Mexico’s latest World Bank supported catastrophe bond, the IBRD / FONDEN 2020 transaction, has now successfully secured $485 million of capital markets backed natural disaster insurance protection for the country, upsizing by 14% thanks to investor demand.
The successful pricing of this latest World Bank facilitate catastrophe bond issuance means that the government of Mexico now has a $485 million multi-year source of parametric earthquake and hurricane insurance protection for the country, more than replacing the maturing coverage of the $260 million 2018 issuance IBRD CAR 118-119.
As we explained last week, what began as a $425 million issuance was slated to grow, as investor demand lifted the target for the IBRD / FONDEN 2020 catastrophe bond by 24%, with the deal seen as likely to close as large as $525 million.
But in the end, we understand that the transaction has priced at $485 million in size, a 14% increase from its launch and towards the upper-end of the revised $410 million to $525 million target.
The $485 million of notes will be issued and sold to investors across four tranches, with the proceeds providing the necessary reinsurance capital to support Mexico’s expanded disaster insurance protection.
The trustee of Mexico’s disaster fund FONDEN will be the ultimate beneficiary of the insurance coverage from this catastrophe bond, entering into an insurance agreement with the Mexican government-owned insurer Agroasemex S.A. to secure it.
Agroasemex S.A. in turn enters into a reinsurance arrangement with Swiss Re, acting as the ceding reinsurance company, and Swiss Re in turn enters into retrocessional reinsurance agreements with the IBRD, the issuer of the notes.
Two tranches of earthquake-linked notes will be issued, as well as one tranche of notes covering Atlantic named storms and one covering Pacific named storms and all four tranches providing their disaster insurance coverage to the Mexican government on a parametric trigger and per-occurrence basis across a four-year term.
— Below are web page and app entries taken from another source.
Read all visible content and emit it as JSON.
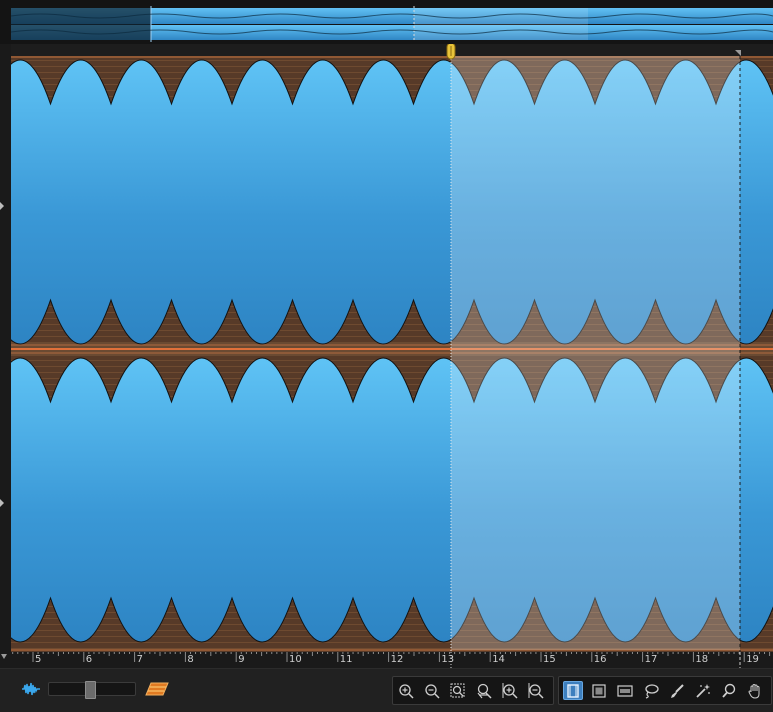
{
  "colors": {
    "waveform_blue": "#44a9e6",
    "waveform_brown": "#5a3a28",
    "selection_tint": "#ffffff",
    "playhead_marker": "#e8c43a",
    "ruler_text": "#cfcfcf"
  },
  "ruler": {
    "labels": [
      "5",
      "6",
      "7",
      "8",
      "9",
      "10",
      "11",
      "12",
      "13",
      "14",
      "15",
      "16",
      "17",
      "18",
      "19"
    ]
  },
  "editor": {
    "channels": [
      "left",
      "right"
    ],
    "selection_start_label": "13",
    "selection_end_label": "19"
  },
  "bottom_bar": {
    "left_icons": [
      "waveform-icon",
      "spectral-icon"
    ],
    "zoom_tools": [
      "zoom-in-icon",
      "zoom-out-icon",
      "zoom-selection-icon",
      "zoom-reset-icon",
      "zoom-in-vertical-icon",
      "zoom-out-vertical-icon"
    ],
    "selection_tools": [
      "time-selection-icon",
      "rectangle-selection-icon",
      "frequency-selection-icon",
      "lasso-icon",
      "brush-icon",
      "magic-wand-icon",
      "magnify-icon",
      "hand-icon"
    ],
    "active_tool": "time-selection-icon"
  }
}
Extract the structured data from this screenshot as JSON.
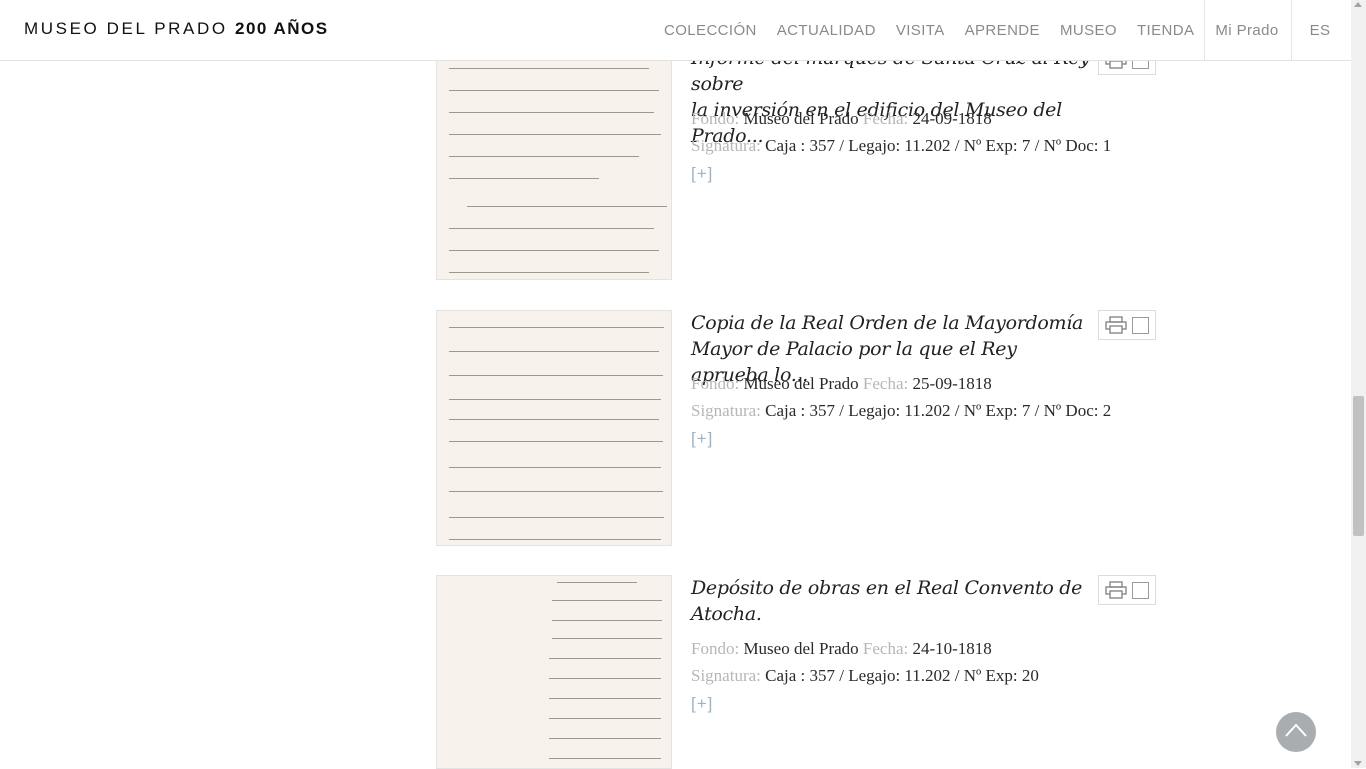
{
  "header": {
    "logo_text": "MUSEO DEL PRADO",
    "logo_bold": "200 AÑOS",
    "nav": [
      "COLECCIÓN",
      "ACTUALIDAD",
      "VISITA",
      "APRENDE",
      "MUSEO",
      "TIENDA"
    ],
    "mi_prado": "Mi Prado",
    "language": "ES"
  },
  "labels": {
    "fondo": "Fondo:",
    "fecha": "Fecha:",
    "signatura": "Signatura:",
    "more": "[+]"
  },
  "results": [
    {
      "title_line1": "Informe del marqués de Santa Cruz al Rey sobre",
      "title_line2": "la inversión en el edificio del Museo del Prado...",
      "fondo": "Museo del Prado",
      "fecha": "24-09-1818",
      "signatura": "Caja : 357 / Legajo: 11.202 / Nº Exp: 7 / Nº Doc: 1"
    },
    {
      "title_line1": "Copia de la Real Orden de la Mayordomía",
      "title_line2": "Mayor de Palacio por la que el Rey aprueba lo...",
      "fondo": "Museo del Prado",
      "fecha": "25-09-1818",
      "signatura": "Caja : 357 / Legajo: 11.202 / Nº Exp: 7 / Nº Doc: 2"
    },
    {
      "title_line1": "Depósito de obras en el Real Convento de",
      "title_line2": "Atocha.",
      "fondo": "Museo del Prado",
      "fecha": "24-10-1818",
      "signatura": "Caja : 357 / Legajo: 11.202 / Nº Exp: 20"
    }
  ],
  "icons": {
    "print": "print-icon",
    "select": "checkbox-icon",
    "back_to_top": "chevron-up-icon"
  }
}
The first tranche of Class A notes, a lower-risk earthquake exposed layer, launched targeting $125 million of protection for Mexico from notes having a modelled expected loss of 0.9% and price guidance of 3% to 3.5%. The target then lifted to $150 million to $175 million of coverage, with pricing at 3.5%. We understand this tranche secured the upper-end of the target at $175 million in size, but at top-end of pricing at 3.5%.
What was a $100 million tranche of Class B notes, a higher-risk earthquake exposed layer with a modelled expected loss of 5.78% and initial price guidance of 8.25% to 8.75%, had a raised target of $60 million to $100 million and with tightened price guidance of 8.75% to 9%. This tranche has now been priced at $60 million in size, we’re told, the lower-end of the target, with pricing of 9%, so the upper end of revised guidance and above the initial guidance range.
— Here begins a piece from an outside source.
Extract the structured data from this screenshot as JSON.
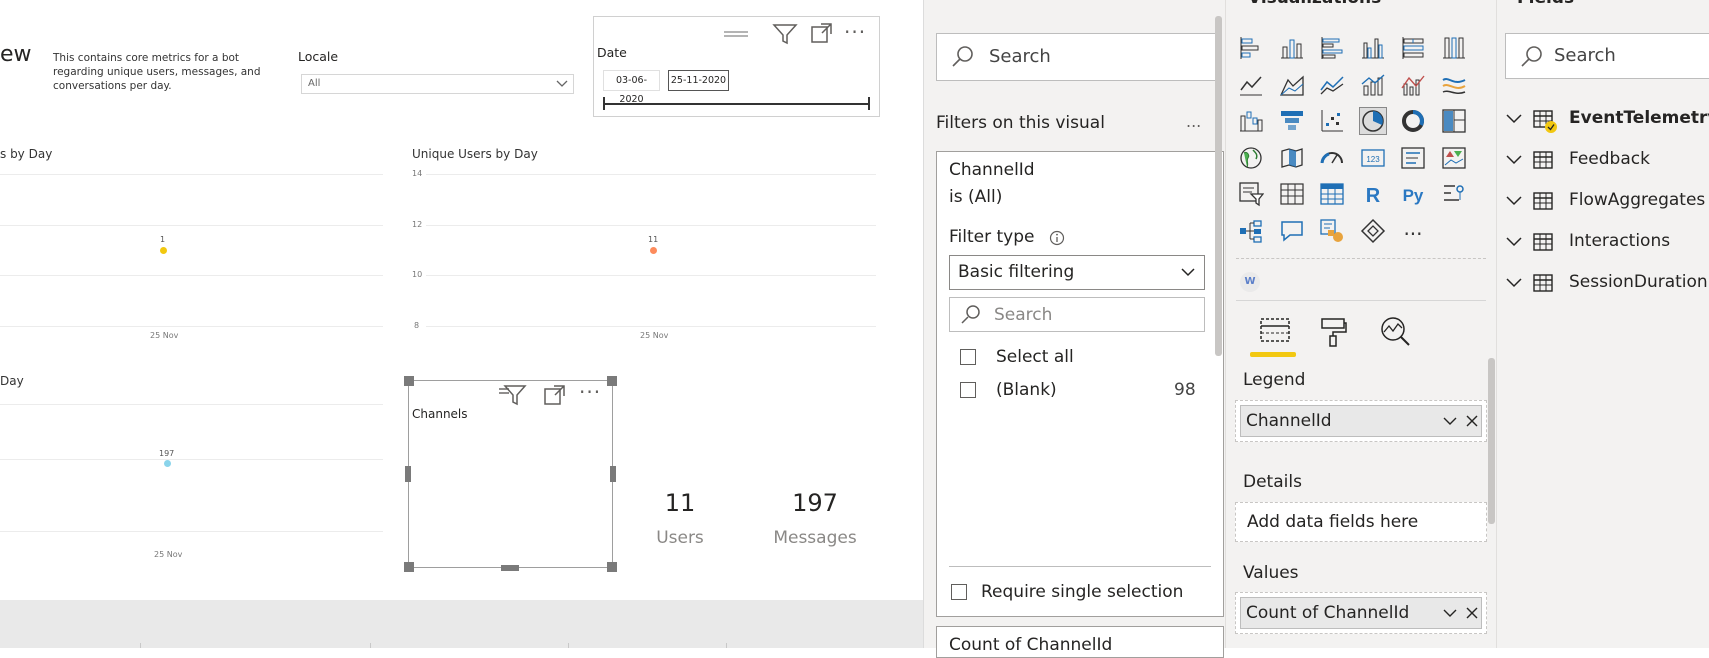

What was a $100 million tranche of Class C notes, covering named storms and hurricanes on the Atlantic coast and with a modelled expected loss of 5.61% at the base case, had initial price guidance for investors of 10% to 10.5%. This target lifted to $100 million to $125 million with price guidance tightened to 10% to 10.25%. We’re told this tranche has priced at $125 million in size, with pricing of 10%, so at the lower-end of initial guidance.
The final $100 million Class D tranche, covering named storms and hurricanes on the Pacific coast of Mexico with a modelled expected loss of 4.06% , were initially offered to investors with price guidance of 6.75% to 7.25%. Again the target lifted to $100 million to $125 million with price guidance tightened to 6.5% to 6.75%. This tranche also achieved the upper-end of the targeted size at $125 million, with pricing of 6.5% actually below the initial guidance range.
So a mixed result in terms of demand and pricing, with the riskier earthquake layer of notes seemingly less popular with the cat bond investor base.
But for Mexico the new cat bond issuance has resulted in a positive upsizing of its disaster insurance protection for the next four years, helping to protect the government and its people against the impacts of future major natural catastrophe events.
It’s also encouraging to see this first sustainable development catastrophe bond successfully brought to market.
This latest catastrophe bond from the World Bank and IBRD has a twist, as it is the first ever cat bond where the proceeds from the sale of the notes can be used by the IBRD to fund sustainable development projects in its member countries.
The hybrid structure incorporates elements of a sustainable development bond alongside a catastrophe bond and is a concept that has been broadly discussed around the market as a mechanism for tapping into investor appetite to allocate to ESG appropriate assets.
It’s assumed this means the IBRD can use the liquidity from the sale of the notes within its developmental programs and projects, but if the catastrophe bond is triggered it will make up the collateral to the agreed amount under a guarantee.
As a result, it provides sustainable development bond investment characteristics, as well as being a catastrophe linked investment, perhaps attracting an increased range of institutions and investors, broadening the insurance-linked securities (ILS) investor base.
Generali recently launched its own framework for Green Insurance Linked Securities which provides further details on a similar way to make catastrophe bonds an even more ESG appropriate investment opportunity.